* Instructions to follow
Go line by line through the data below and work out how many lines contain "arrow"; the answer is that number alone.

-- Dataset entries follows --

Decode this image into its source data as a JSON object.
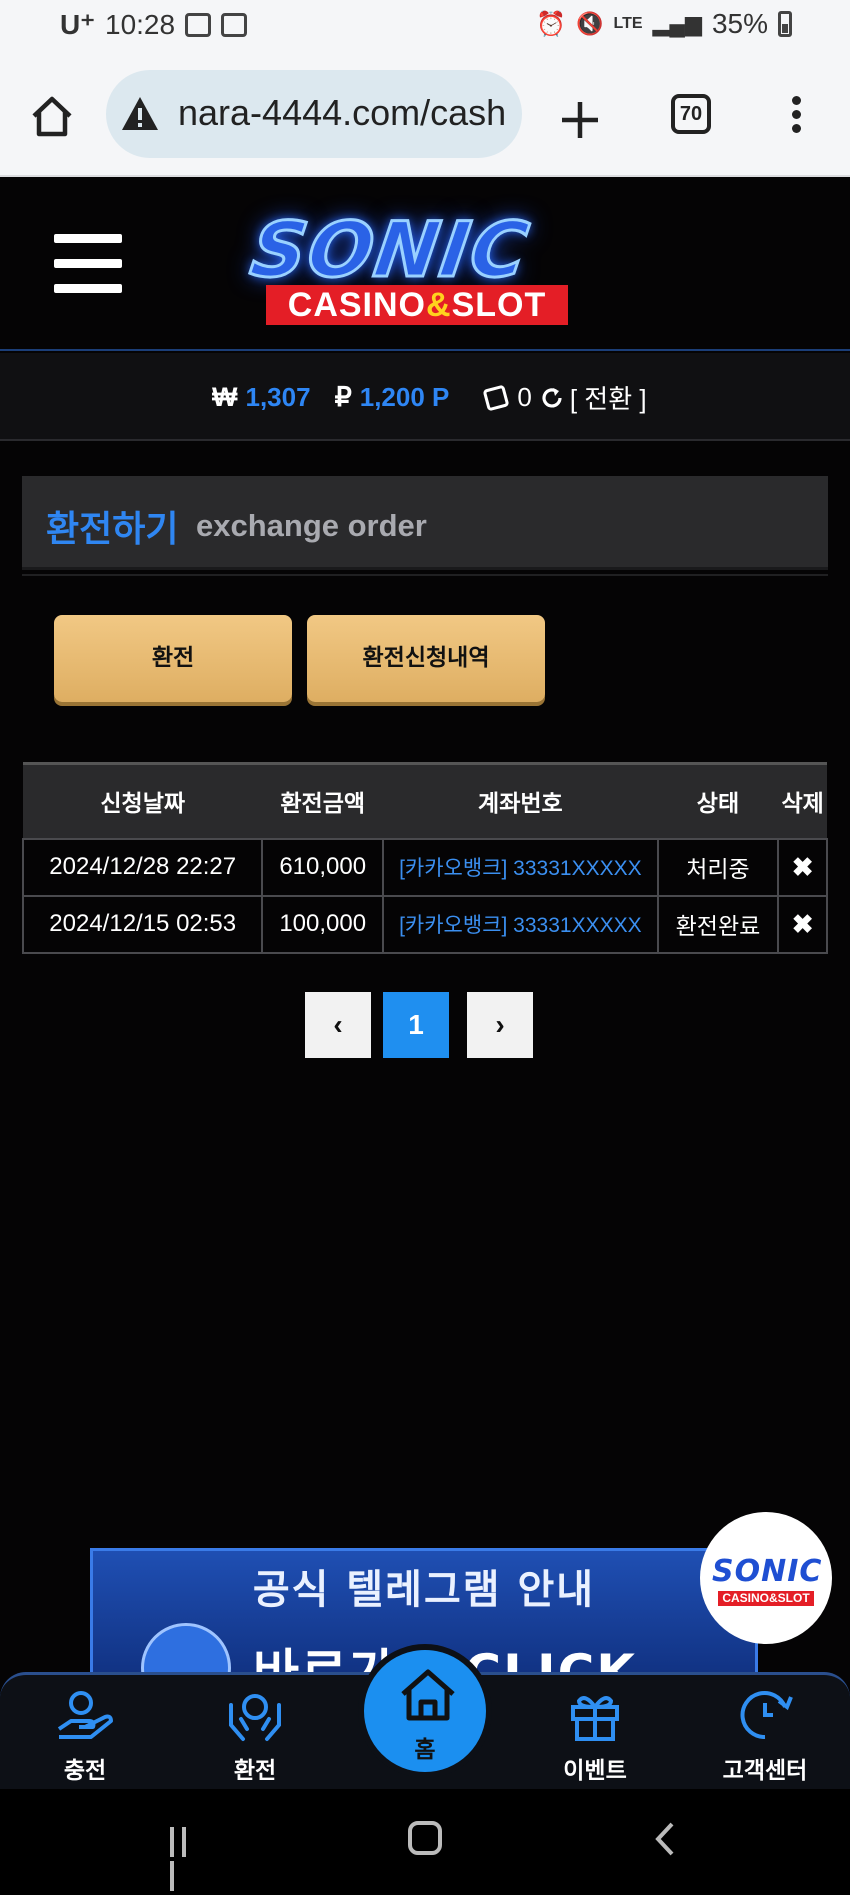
{
  "status_bar": {
    "carrier": "U⁺",
    "time": "10:28",
    "network": "LTE",
    "battery": "35%"
  },
  "browser": {
    "url": "nara-4444.com/cash",
    "tab_count": "70"
  },
  "header": {
    "logo_main": "SONIC",
    "logo_sub_left": "CASINO",
    "logo_sub_amp": "&",
    "logo_sub_right": "SLOT"
  },
  "balance": {
    "won_symbol": "₩",
    "won_value": "1,307",
    "point_symbol": "₽",
    "point_value": "1,200 P",
    "dice_count": "0",
    "convert_label": "[ 전환 ]"
  },
  "panel": {
    "title_ko": "환전하기",
    "title_en": "exchange order"
  },
  "actions": {
    "exchange_label": "환전",
    "history_label": "환전신청내역"
  },
  "table": {
    "headers": [
      "신청날짜",
      "환전금액",
      "계좌번호",
      "상태",
      "삭제"
    ],
    "rows": [
      {
        "date": "2024/12/28 22:27",
        "amount": "610,000",
        "account": "[카카오뱅크] 33331XXXXX",
        "status": "처리중",
        "delete": "✖"
      },
      {
        "date": "2024/12/15 02:53",
        "amount": "100,000",
        "account": "[카카오뱅크] 33331XXXXX",
        "status": "환전완료",
        "delete": "✖"
      }
    ]
  },
  "pagination": {
    "prev": "‹",
    "current": "1",
    "next": "›"
  },
  "banner": {
    "title": "공식 텔레그램 안내",
    "subtitle": "바로가기 CLICK"
  },
  "floating_logo": {
    "main": "SONIC",
    "sub": "CASINO&SLOT"
  },
  "bottom_nav": {
    "charge": "충전",
    "exchange": "환전",
    "home": "홈",
    "event": "이벤트",
    "support": "고객센터"
  },
  "colors": {
    "accent_blue": "#2e86f4",
    "gold_button": "#e8bb72",
    "page_bg": "#050405"
  }
}
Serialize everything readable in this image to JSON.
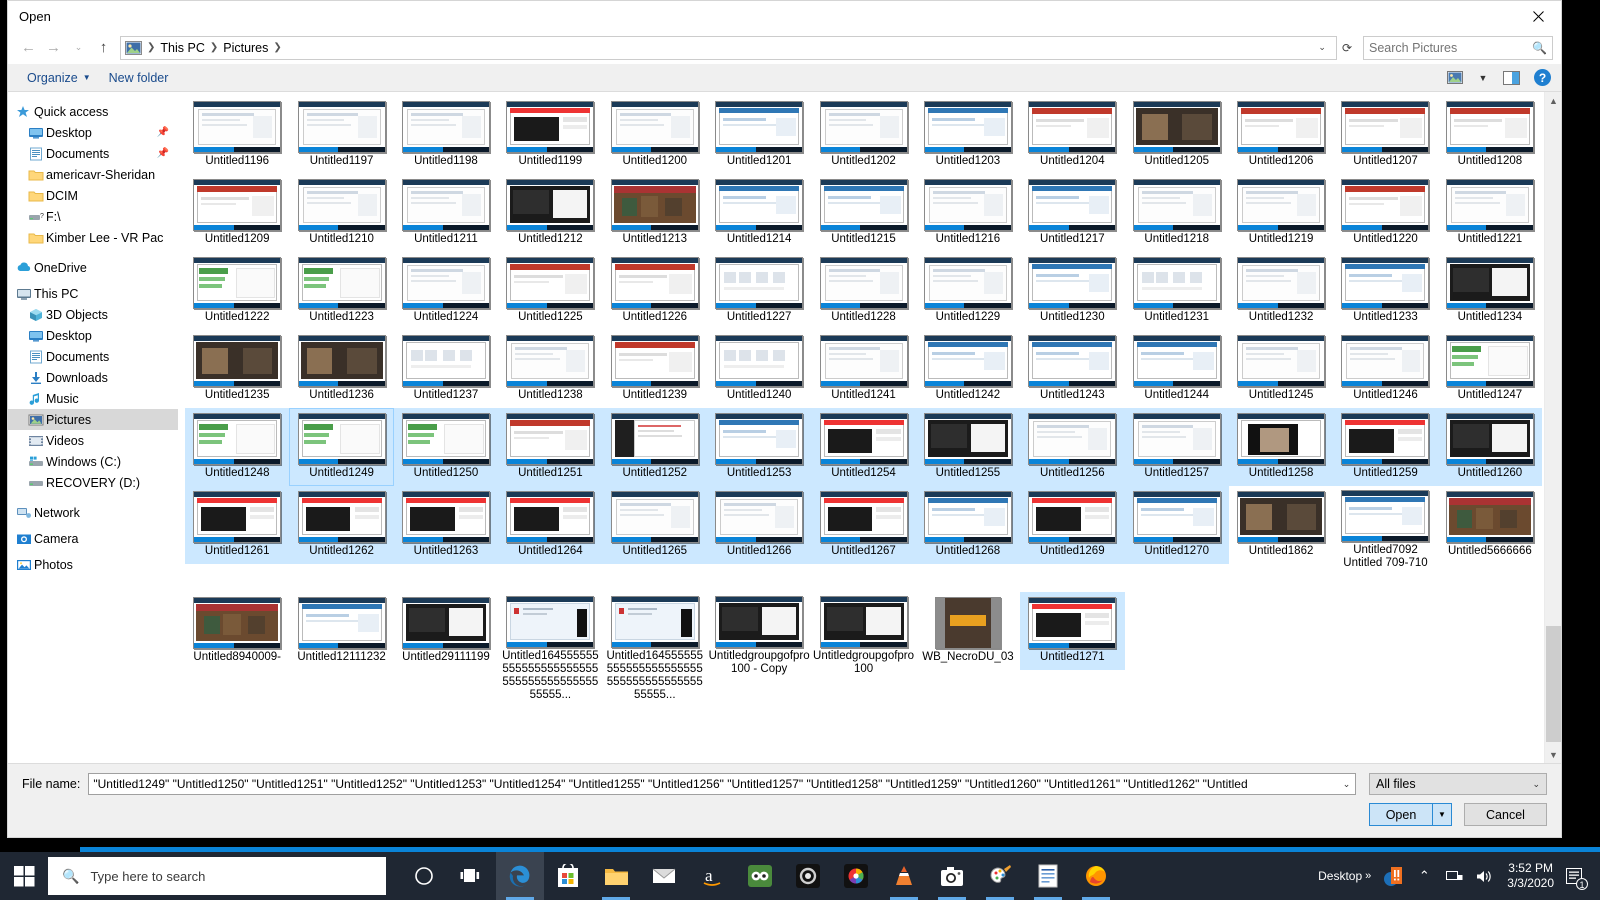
{
  "dialog": {
    "title": "Open",
    "close_label": "✕"
  },
  "nav": {
    "back_icon": "arrow-left-icon",
    "forward_icon": "arrow-right-icon",
    "history_icon": "chevron-down-icon",
    "up_icon": "arrow-up-icon",
    "breadcrumbs": [
      "This PC",
      "Pictures"
    ],
    "refresh_icon": "refresh-icon"
  },
  "search": {
    "placeholder": "Search Pictures",
    "value": "",
    "icon": "search-icon"
  },
  "commandbar": {
    "organize_label": "Organize",
    "new_folder_label": "New folder",
    "view_icon": "view-mode-icon",
    "view_caret": "▼",
    "preview_pane_icon": "preview-pane-icon",
    "help_label": "?"
  },
  "sidebar": {
    "items": [
      {
        "label": "Quick access",
        "icon": "star-pin-icon",
        "level": 0,
        "selected": false,
        "pinned": false
      },
      {
        "label": "Desktop",
        "icon": "desktop-icon",
        "level": 1,
        "selected": false,
        "pinned": true
      },
      {
        "label": "Documents",
        "icon": "documents-icon",
        "level": 1,
        "selected": false,
        "pinned": true
      },
      {
        "label": "americavr-Sheridan",
        "icon": "folder-icon",
        "level": 1,
        "selected": false,
        "pinned": false
      },
      {
        "label": "DCIM",
        "icon": "folder-icon",
        "level": 1,
        "selected": false,
        "pinned": false
      },
      {
        "label": "F:\\",
        "icon": "drive-unknown-icon",
        "level": 1,
        "selected": false,
        "pinned": false
      },
      {
        "label": "Kimber Lee - VR Pac",
        "icon": "folder-icon",
        "level": 1,
        "selected": false,
        "pinned": false
      },
      {
        "label": "OneDrive",
        "icon": "onedrive-icon",
        "level": 0,
        "selected": false,
        "pinned": false
      },
      {
        "label": "This PC",
        "icon": "this-pc-icon",
        "level": 0,
        "selected": false,
        "pinned": false
      },
      {
        "label": "3D Objects",
        "icon": "3d-objects-icon",
        "level": 1,
        "selected": false,
        "pinned": false
      },
      {
        "label": "Desktop",
        "icon": "desktop-icon",
        "level": 1,
        "selected": false,
        "pinned": false
      },
      {
        "label": "Documents",
        "icon": "documents-icon",
        "level": 1,
        "selected": false,
        "pinned": false
      },
      {
        "label": "Downloads",
        "icon": "downloads-icon",
        "level": 1,
        "selected": false,
        "pinned": false
      },
      {
        "label": "Music",
        "icon": "music-icon",
        "level": 1,
        "selected": false,
        "pinned": false
      },
      {
        "label": "Pictures",
        "icon": "pictures-icon",
        "level": 1,
        "selected": true,
        "pinned": false
      },
      {
        "label": "Videos",
        "icon": "videos-icon",
        "level": 1,
        "selected": false,
        "pinned": false
      },
      {
        "label": "Windows (C:)",
        "icon": "windows-drive-icon",
        "level": 1,
        "selected": false,
        "pinned": false
      },
      {
        "label": "RECOVERY (D:)",
        "icon": "drive-icon",
        "level": 1,
        "selected": false,
        "pinned": false
      },
      {
        "label": "Network",
        "icon": "network-icon",
        "level": 0,
        "selected": false,
        "pinned": false
      },
      {
        "label": "Camera",
        "icon": "camera-icon",
        "level": 0,
        "selected": false,
        "pinned": false
      },
      {
        "label": "Photos",
        "icon": "photos-icon",
        "level": 0,
        "selected": false,
        "pinned": false
      }
    ]
  },
  "filegrid": {
    "columns": 13,
    "rows": [
      {
        "files": [
          {
            "name": "Untitled1196",
            "selected": false,
            "style": "browser-light"
          },
          {
            "name": "Untitled1197",
            "selected": false,
            "style": "browser-light"
          },
          {
            "name": "Untitled1198",
            "selected": false,
            "style": "browser-light"
          },
          {
            "name": "Untitled1199",
            "selected": false,
            "style": "video-dark"
          },
          {
            "name": "Untitled1200",
            "selected": false,
            "style": "browser-light"
          },
          {
            "name": "Untitled1201",
            "selected": false,
            "style": "browser-blue"
          },
          {
            "name": "Untitled1202",
            "selected": false,
            "style": "browser-light"
          },
          {
            "name": "Untitled1203",
            "selected": false,
            "style": "browser-blue"
          },
          {
            "name": "Untitled1204",
            "selected": false,
            "style": "browser-red"
          },
          {
            "name": "Untitled1205",
            "selected": false,
            "style": "photo-dark"
          },
          {
            "name": "Untitled1206",
            "selected": false,
            "style": "browser-red"
          },
          {
            "name": "Untitled1207",
            "selected": false,
            "style": "browser-red"
          },
          {
            "name": "Untitled1208",
            "selected": false,
            "style": "browser-red"
          }
        ]
      },
      {
        "files": [
          {
            "name": "Untitled1209",
            "selected": false,
            "style": "browser-red"
          },
          {
            "name": "Untitled1210",
            "selected": false,
            "style": "browser-light"
          },
          {
            "name": "Untitled1211",
            "selected": false,
            "style": "browser-light"
          },
          {
            "name": "Untitled1212",
            "selected": false,
            "style": "browser-dark"
          },
          {
            "name": "Untitled1213",
            "selected": false,
            "style": "game-art"
          },
          {
            "name": "Untitled1214",
            "selected": false,
            "style": "browser-blue"
          },
          {
            "name": "Untitled1215",
            "selected": false,
            "style": "browser-blue"
          },
          {
            "name": "Untitled1216",
            "selected": false,
            "style": "browser-light"
          },
          {
            "name": "Untitled1217",
            "selected": false,
            "style": "browser-blue"
          },
          {
            "name": "Untitled1218",
            "selected": false,
            "style": "browser-light"
          },
          {
            "name": "Untitled1219",
            "selected": false,
            "style": "browser-light"
          },
          {
            "name": "Untitled1220",
            "selected": false,
            "style": "browser-red"
          },
          {
            "name": "Untitled1221",
            "selected": false,
            "style": "browser-light"
          }
        ]
      },
      {
        "files": [
          {
            "name": "Untitled1222",
            "selected": false,
            "style": "browser-green"
          },
          {
            "name": "Untitled1223",
            "selected": false,
            "style": "browser-green"
          },
          {
            "name": "Untitled1224",
            "selected": false,
            "style": "browser-light"
          },
          {
            "name": "Untitled1225",
            "selected": false,
            "style": "browser-red"
          },
          {
            "name": "Untitled1226",
            "selected": false,
            "style": "browser-red"
          },
          {
            "name": "Untitled1227",
            "selected": false,
            "style": "shop-grid"
          },
          {
            "name": "Untitled1228",
            "selected": false,
            "style": "browser-light"
          },
          {
            "name": "Untitled1229",
            "selected": false,
            "style": "browser-light"
          },
          {
            "name": "Untitled1230",
            "selected": false,
            "style": "browser-blue"
          },
          {
            "name": "Untitled1231",
            "selected": false,
            "style": "shop-grid"
          },
          {
            "name": "Untitled1232",
            "selected": false,
            "style": "browser-light"
          },
          {
            "name": "Untitled1233",
            "selected": false,
            "style": "browser-blue"
          },
          {
            "name": "Untitled1234",
            "selected": false,
            "style": "browser-dark"
          }
        ]
      },
      {
        "files": [
          {
            "name": "Untitled1235",
            "selected": false,
            "style": "photo-dark"
          },
          {
            "name": "Untitled1236",
            "selected": false,
            "style": "photo-dark"
          },
          {
            "name": "Untitled1237",
            "selected": false,
            "style": "shop-grid"
          },
          {
            "name": "Untitled1238",
            "selected": false,
            "style": "browser-light"
          },
          {
            "name": "Untitled1239",
            "selected": false,
            "style": "browser-red"
          },
          {
            "name": "Untitled1240",
            "selected": false,
            "style": "shop-grid"
          },
          {
            "name": "Untitled1241",
            "selected": false,
            "style": "browser-light"
          },
          {
            "name": "Untitled1242",
            "selected": false,
            "style": "browser-blue"
          },
          {
            "name": "Untitled1243",
            "selected": false,
            "style": "browser-blue"
          },
          {
            "name": "Untitled1244",
            "selected": false,
            "style": "browser-blue"
          },
          {
            "name": "Untitled1245",
            "selected": false,
            "style": "browser-light"
          },
          {
            "name": "Untitled1246",
            "selected": false,
            "style": "browser-light"
          },
          {
            "name": "Untitled1247",
            "selected": false,
            "style": "browser-green"
          }
        ]
      },
      {
        "files": [
          {
            "name": "Untitled1248",
            "selected": true,
            "style": "browser-green"
          },
          {
            "name": "Untitled1249",
            "selected": true,
            "focused": true,
            "style": "browser-green"
          },
          {
            "name": "Untitled1250",
            "selected": true,
            "style": "browser-green"
          },
          {
            "name": "Untitled1251",
            "selected": true,
            "style": "browser-red"
          },
          {
            "name": "Untitled1252",
            "selected": true,
            "style": "code-dark"
          },
          {
            "name": "Untitled1253",
            "selected": true,
            "style": "browser-blue"
          },
          {
            "name": "Untitled1254",
            "selected": true,
            "style": "video-dark"
          },
          {
            "name": "Untitled1255",
            "selected": true,
            "style": "browser-dark"
          },
          {
            "name": "Untitled1256",
            "selected": true,
            "style": "browser-light"
          },
          {
            "name": "Untitled1257",
            "selected": true,
            "style": "browser-light"
          },
          {
            "name": "Untitled1258",
            "selected": true,
            "style": "portrait-dark"
          },
          {
            "name": "Untitled1259",
            "selected": true,
            "style": "video-dark"
          },
          {
            "name": "Untitled1260",
            "selected": true,
            "style": "browser-dark"
          }
        ]
      },
      {
        "files": [
          {
            "name": "Untitled1261",
            "selected": true,
            "style": "video-dark"
          },
          {
            "name": "Untitled1262",
            "selected": true,
            "style": "video-dark"
          },
          {
            "name": "Untitled1263",
            "selected": true,
            "style": "video-dark"
          },
          {
            "name": "Untitled1264",
            "selected": true,
            "style": "video-dark"
          },
          {
            "name": "Untitled1265",
            "selected": true,
            "style": "browser-light"
          },
          {
            "name": "Untitled1266",
            "selected": true,
            "style": "browser-light"
          },
          {
            "name": "Untitled1267",
            "selected": true,
            "style": "video-dark"
          },
          {
            "name": "Untitled1268",
            "selected": true,
            "style": "browser-blue"
          },
          {
            "name": "Untitled1269",
            "selected": true,
            "style": "video-dark"
          },
          {
            "name": "Untitled1270",
            "selected": true,
            "style": "browser-blue"
          },
          {
            "name": "Untitled1862",
            "selected": false,
            "style": "photo-dark"
          },
          {
            "name": "Untitled7092\nUntitled 709-710",
            "selected": false,
            "style": "browser-blue"
          },
          {
            "name": "Untitled5666666",
            "selected": false,
            "style": "game-art"
          }
        ]
      },
      {
        "files": [
          {
            "name": "Untitled8940009-",
            "selected": false,
            "style": "game-art"
          },
          {
            "name": "Untitled12111232",
            "selected": false,
            "style": "browser-blue"
          },
          {
            "name": "Untitled29111199",
            "selected": false,
            "style": "browser-dark"
          },
          {
            "name": "Untitled16455555555555555555555555555555555555555555...",
            "selected": false,
            "style": "doc-pale"
          },
          {
            "name": "Untitled16455555555555555555555555555555555555555555...",
            "selected": false,
            "style": "doc-pale"
          },
          {
            "name": "Untitledgroupgofpro100 - Copy",
            "selected": false,
            "style": "browser-dark"
          },
          {
            "name": "Untitledgroupgofpro100",
            "selected": false,
            "style": "browser-dark"
          },
          {
            "name": "WB_NecroDU_03",
            "selected": false,
            "style": "necromunda"
          },
          {
            "name": "Untitled1271",
            "selected": true,
            "style": "video-dark"
          }
        ]
      }
    ]
  },
  "footer": {
    "filename_label": "File name:",
    "filename_value": "\"Untitled1249\" \"Untitled1250\" \"Untitled1251\" \"Untitled1252\" \"Untitled1253\" \"Untitled1254\" \"Untitled1255\" \"Untitled1256\" \"Untitled1257\" \"Untitled1258\" \"Untitled1259\" \"Untitled1260\" \"Untitled1261\" \"Untitled1262\" \"Untitled",
    "filetype_value": "All files",
    "open_label": "Open",
    "open_split_caret": "▼",
    "cancel_label": "Cancel",
    "dropdown_caret": "⌄"
  },
  "taskbar": {
    "start_icon": "windows-start-icon",
    "search_placeholder": "Type here to search",
    "search_icon": "search-icon",
    "items": [
      {
        "icon": "cortana-icon",
        "active": false
      },
      {
        "icon": "task-view-icon",
        "active": false
      },
      {
        "icon": "edge-icon",
        "active": true
      },
      {
        "icon": "microsoft-store-icon",
        "active": false
      },
      {
        "icon": "file-explorer-icon",
        "active": false
      },
      {
        "icon": "mail-icon",
        "active": false
      },
      {
        "icon": "amazon-icon",
        "active": false
      },
      {
        "icon": "tripadvisor-icon",
        "active": false
      },
      {
        "icon": "nvidia-icon",
        "active": false
      },
      {
        "icon": "color-wheel-icon",
        "active": false
      },
      {
        "icon": "vlc-icon",
        "active": false
      },
      {
        "icon": "camera-app-icon",
        "active": false
      },
      {
        "icon": "paint-icon",
        "active": false
      },
      {
        "icon": "word-icon",
        "active": false
      },
      {
        "icon": "firefox-icon",
        "active": false
      }
    ],
    "tray": {
      "desktop_label": "Desktop",
      "overflow_caret": "»",
      "chevron_icon": "chevron-up-icon",
      "network_icon": "network-tray-icon",
      "volume_icon": "volume-icon",
      "warning_icon": "warning-icon",
      "time": "3:52 PM",
      "date": "3/3/2020",
      "action_center_icon": "action-center-icon",
      "notification_count": "1"
    }
  }
}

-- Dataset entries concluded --

* Exercise solution
3